Kristi in the Western Reserve said...

My grandmother talked about storing eggs in isinglass when she was a child.......And I just read on wikipedia that they did this in Britain in WWII...But where does one now obtain this and how long could it preserve eggs? No idea....I'm lucky enough to buy my eggs from a neighbor.

Living on Less Money said...

I've never used dried eggs. Do they change the texture of a baked product? Can you use them for scrambled eggs? I buy a box (yep, a box!) of eggs a month because we don't eat a lot of egg yolks so I will use 2 egg whites and 1 egg yolk for a breakfast portion per person. I also bake with coconut flour which uses a lot of eggs. My brain is doing jumping jacks trying to figure out how we would survive without eggs. :-) God would provide... for this I am sure! I would love to raise a few chickens if the feed bags weren't so heavy. Interesting post!

tealady said...

If it's not one thing it;s another. I have always wanted chickens but we live in the city.I had seen on T.V. that if you oil your eggs they keep for about a year with out being in the frig I think I'm going to look into that more.These are the times I like to keep my pantry stocked and I always wonder if it's enough.I bought your freezer cooking ebook and I am finding it very helpful, but I'm sure that's why you wrote it.

Lee Ann said...

I've never heard of powdered or dried eggs. I will have to look into that. Very interesting. I wonder if some like a certain brand over others.

Anonymous said...

Here is a solution for baking needs, if short on eggs...we use it along with some in our family who need to avoid eggs (and I am one of those)...take ground flax seeds and for 1 egg, mix 3 T. Ground Flax Seeds to 3 T. water. Let sit while mixing other ingredients...maybe 15 minutes or so...then add as you do eggs. Healthy too!! Just be sure to keep the ground flax seeds in fridge or freezer...I keep mine in freezer. It will not help you when you just want a fried or scrambled egg...but it works relatively well for baking. This problem if it continues will affect prices of so many other foods eventually too...hopefully it will be over soon. Only takes 4-6 months to get a chick to laying stage fortunately.

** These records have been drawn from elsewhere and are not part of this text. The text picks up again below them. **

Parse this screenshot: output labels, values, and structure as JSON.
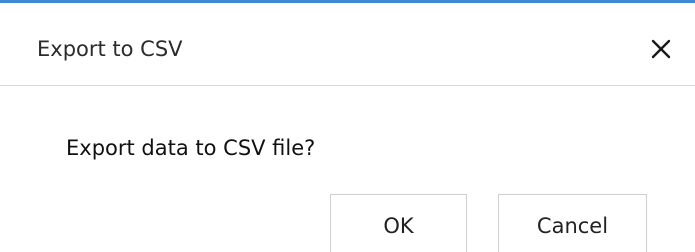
{
  "dialog": {
    "title": "Export to CSV",
    "message": "Export data to CSV file?",
    "close_icon": "close-icon",
    "accent_color": "#3f89d4",
    "buttons": {
      "ok_label": "OK",
      "cancel_label": "Cancel"
    }
  }
}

Anonymous said...

Interesting post, lots to think about. I tried frozen eggs. They were kind of gunky, but then I heard adding a pinch of salt makes them better frozen. Haven't tried it yet.

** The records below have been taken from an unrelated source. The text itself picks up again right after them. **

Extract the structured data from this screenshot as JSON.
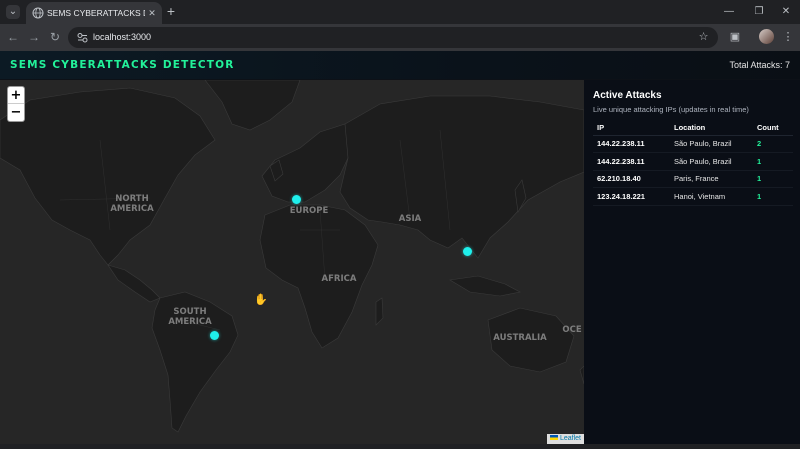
{
  "browser": {
    "tab_title": "SEMS CYBERATTACKS DETECTO",
    "url": "localhost:3000"
  },
  "header": {
    "title": "SEMS CYBERATTACKS DETECTOR",
    "total_attacks": "Total Attacks: 7",
    "accent_color": "#22f29a"
  },
  "map": {
    "zoom_in": "+",
    "zoom_out": "−",
    "attribution": "Leaflet",
    "labels": {
      "north_america": [
        "NORTH",
        "AMERICA"
      ],
      "south_america": [
        "SOUTH",
        "AMERICA"
      ],
      "europe": "EUROPE",
      "asia": "ASIA",
      "africa": "AFRICA",
      "australia": "AUSTRALIA",
      "ocean": "OCE"
    },
    "markers": [
      {
        "location": "Paris, France",
        "lat": 48.86,
        "lon": 2.35
      },
      {
        "location": "Hanoi, Vietnam",
        "lat": 21.03,
        "lon": 105.85
      },
      {
        "location": "São Paulo, Brazil",
        "lat": -23.55,
        "lon": -46.63
      }
    ],
    "marker_color": "#1ff0ec"
  },
  "sidebar": {
    "title": "Active Attacks",
    "subtitle": "Live unique attacking IPs (updates in real time)",
    "columns": [
      "IP",
      "Location",
      "Count"
    ],
    "rows": [
      {
        "ip": "144.22.238.11",
        "location": "São Paulo, Brazil",
        "count": "2"
      },
      {
        "ip": "144.22.238.11",
        "location": "São Paulo, Brazil",
        "count": "1"
      },
      {
        "ip": "62.210.18.40",
        "location": "Paris, France",
        "count": "1"
      },
      {
        "ip": "123.24.18.221",
        "location": "Hanoi, Vietnam",
        "count": "1"
      }
    ]
  }
}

Love crazy cake any way you slice it!

I can see where ground flax could be used in place of eggs for baking. It gets almost gelatinous after mixing it with water and letting it stand a few minutes. BTW, I never worry about putting flax seeds in the freezer. Ours stay great for a long time. They are a grain! Now if one bought ground flax, I would freeze that. Just saying. ☺️ Pam (SD)

Anonymous said...

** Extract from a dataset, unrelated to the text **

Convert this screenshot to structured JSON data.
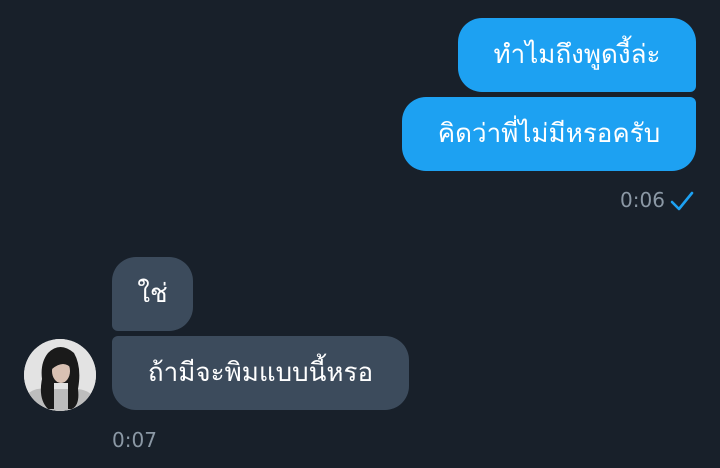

We use flax meal to replace eggs in baking all the time. Three to one mix as mentioned by another commenter. Works great. We also use unsweetened applesauce for that same use. You can't make scrambled eggs with it but can use it in other ways. :) I can half pints of applesauce just for that use. Thanks for the reminder as I think I need to get some more flax meal. It is available all over. The applesauce can also be used as a substitute for oil in recipes if you want.
Years ago we had a friend who got I think it was bronchitis all the time. It was some sort of common viral infection. When they mentioned this to their vet he said their dog could be a carrier for it. They thought him bonkers but had him tested and he was. I wish I could be sure now of what the problem was. The vet said it was not uncommon for dogs though to infect people with it so vets must know about it.
Several years back when we had this bird problem they killed most of our friends chicken flocks and most of the crows in our area died. Also they killed all the show birds and all other birds as they went door to door looking for any birds. All had to go. Thank you Brenda for all the information you share with us. It is always something...Was that what Gilda Radner used to say? :-) Oh Granny Miller has a link on her blog for how to glass eggs or whatever that old fashioned way of preserving eggs was. Sarah

Debbie said...

You can also use 1 Tablespoon of soy flour + 1 Tablespoon of water = 1 egg for baking. I just did this while I was making some rhubarb cakes today and it came out fine.